Maui Bigelow

Source: Kaylin James / Howell Design Studios

One of life’s greatest myths is, losing weight will cure unhappiness; especially if you are fat. We are told losing weight is always the resolution. It sounds dumb, and it is dumb, but this is what society has programmed us to believe, and unfortunately, many have bought into the ignorance. I am here to tell you losing weight will not fix every area of your life.

At my heaviest, I tipped the scales at 376 pounds. While I failed to meet society’s beauty standards and was subjected to negativity solely because of my weight, I was unbothered. I was a fly fat girl who was confident, bold, and unapologetic. In that obese body, I learned to love myself despite what others thought. I became bold, and most of all, immune to the idea that I lacked value because of my size. It was also the place where I learned my purpose and first applied it by empowering other women and girls and encouraging them to love themselves. Oh, and I don’t have any of those sad stories about not getting guys because of my size, either. Not to mention, I have a great career as a plus-size style influencer that put quite a few coins in my account. So, yeah, being plus-size was not that problematic for me.

Although doctors and family urged me to lose weight, I honestly didn’t see the need. I was fine, well I thought I was until I became what society thinks all plus-size women are, unhealthy. I didn’t have a heart issue or hypertension, but I did have a fibroid that weighed over 10lbs and was causing me to bleed uncontrollably. I also had Blood Cancer, Multiple Myeloma. I needed surgery to remove the fibroid, but because of my weight, the doctors were hesitant. Now I had an Oncologist telling me that being overweight was an issue because Multiple Myeloma affects the bones. Basically, I was too damn big. So I had weight loss surgery, I changed my lifestyle in 2018, and today I am nearly 200lbs lighter, floating between 215 and 220lbs.

Before surgery, the bariatric team suggested that I find a counselor. This piece of advice changed and saved my life.
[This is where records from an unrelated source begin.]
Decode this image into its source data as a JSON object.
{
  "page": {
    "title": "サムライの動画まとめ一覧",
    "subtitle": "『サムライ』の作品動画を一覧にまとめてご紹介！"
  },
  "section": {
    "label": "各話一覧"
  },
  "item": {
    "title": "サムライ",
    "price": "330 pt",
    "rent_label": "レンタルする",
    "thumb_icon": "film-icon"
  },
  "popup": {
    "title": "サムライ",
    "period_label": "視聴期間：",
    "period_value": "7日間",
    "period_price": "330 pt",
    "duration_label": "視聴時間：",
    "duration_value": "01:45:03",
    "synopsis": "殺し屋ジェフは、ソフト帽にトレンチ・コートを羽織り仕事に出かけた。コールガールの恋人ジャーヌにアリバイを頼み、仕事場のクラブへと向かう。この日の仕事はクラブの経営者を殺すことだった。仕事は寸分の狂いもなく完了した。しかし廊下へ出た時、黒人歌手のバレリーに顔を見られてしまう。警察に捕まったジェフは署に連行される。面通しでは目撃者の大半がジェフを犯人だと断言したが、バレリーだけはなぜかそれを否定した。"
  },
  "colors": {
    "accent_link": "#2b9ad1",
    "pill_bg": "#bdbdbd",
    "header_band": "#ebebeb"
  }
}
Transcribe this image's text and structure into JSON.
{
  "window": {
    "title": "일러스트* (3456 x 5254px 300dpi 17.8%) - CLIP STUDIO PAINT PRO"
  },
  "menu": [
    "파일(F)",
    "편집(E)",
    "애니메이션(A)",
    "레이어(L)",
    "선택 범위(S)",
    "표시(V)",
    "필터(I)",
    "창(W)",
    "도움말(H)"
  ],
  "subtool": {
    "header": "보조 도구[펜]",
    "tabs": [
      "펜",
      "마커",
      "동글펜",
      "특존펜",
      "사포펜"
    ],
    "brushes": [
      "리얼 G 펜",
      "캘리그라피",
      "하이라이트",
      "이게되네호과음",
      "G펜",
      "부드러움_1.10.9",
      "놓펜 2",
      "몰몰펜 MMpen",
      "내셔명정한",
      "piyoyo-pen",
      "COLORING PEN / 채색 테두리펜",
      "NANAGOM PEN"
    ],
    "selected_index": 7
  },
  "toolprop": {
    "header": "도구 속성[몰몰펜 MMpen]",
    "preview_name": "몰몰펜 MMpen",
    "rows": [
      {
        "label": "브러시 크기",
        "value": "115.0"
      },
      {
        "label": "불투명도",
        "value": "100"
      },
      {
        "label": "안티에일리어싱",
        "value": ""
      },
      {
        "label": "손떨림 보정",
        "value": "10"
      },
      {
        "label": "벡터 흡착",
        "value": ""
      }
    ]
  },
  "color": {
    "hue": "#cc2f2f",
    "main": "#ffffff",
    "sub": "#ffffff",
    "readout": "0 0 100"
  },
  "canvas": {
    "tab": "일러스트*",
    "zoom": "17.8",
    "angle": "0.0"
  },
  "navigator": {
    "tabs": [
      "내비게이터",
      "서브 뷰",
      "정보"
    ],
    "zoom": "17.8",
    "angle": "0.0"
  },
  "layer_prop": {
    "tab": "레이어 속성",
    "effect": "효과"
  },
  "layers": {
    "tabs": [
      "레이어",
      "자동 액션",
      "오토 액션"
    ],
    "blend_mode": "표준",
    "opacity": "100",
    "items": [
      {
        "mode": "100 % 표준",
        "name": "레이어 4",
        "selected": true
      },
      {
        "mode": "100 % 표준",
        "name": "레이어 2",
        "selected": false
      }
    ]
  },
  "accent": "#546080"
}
Why? Because my relationship with food and those 376 pounds were connected to great trauma that needed unpacking. When I was 10 years old, my uncle started molesting me. My body began to change, and men started coming to me like I was a woman when I was merely a baby. I begin to eat to cope with the fear and sadness this produced. Then one day, my aunt (who meant no harm) said, “you’re getting too fat, boys aren’t going to like you.” Lightbulb moment! If being fat meant boys wouldn’t like me, neither would men, right. So, that weight was unaddressed trauma, 30 years of hurt that needed to be healed, and a little girl waiting for someone to rescue her, all grown up carrying shame that didn’t belong to her.

To the world, I am better because I lost weight, and I can’t lie, in regards to my physical health, that is true. The fibroid is gone, and my numbers have decreased tremendously in regards to the Multiple Myeloma. However, this glow and blinding light is the presence of peace and joy, not the product of weight loss. The beauty and brilliance that are currently on display are reparations; it is what happens when you choose you first and heal.

Healing is the highest level of self-love and self-awareness. Healing is a humbling experience that summons hurt, conjures up bad feelings, and it is the hardest work you will do for yourself. While the healing process is painful and often leaves you feeling weak and vulnerable, you become mighty the moment you decide to do the work required to heal. You prove yourself greater than every person and every situation that came against you. You will lose people and things on the journey to becoming healed, and I need you to be okay with those losses, especially since they contributed nothing to your growth.

Listen, sis, losing weight will change your size. It may improve your health, but it will not heal you because it damn sure didn’t heal me.

Losing Weight Didn’t Help Me Heal  was originally published on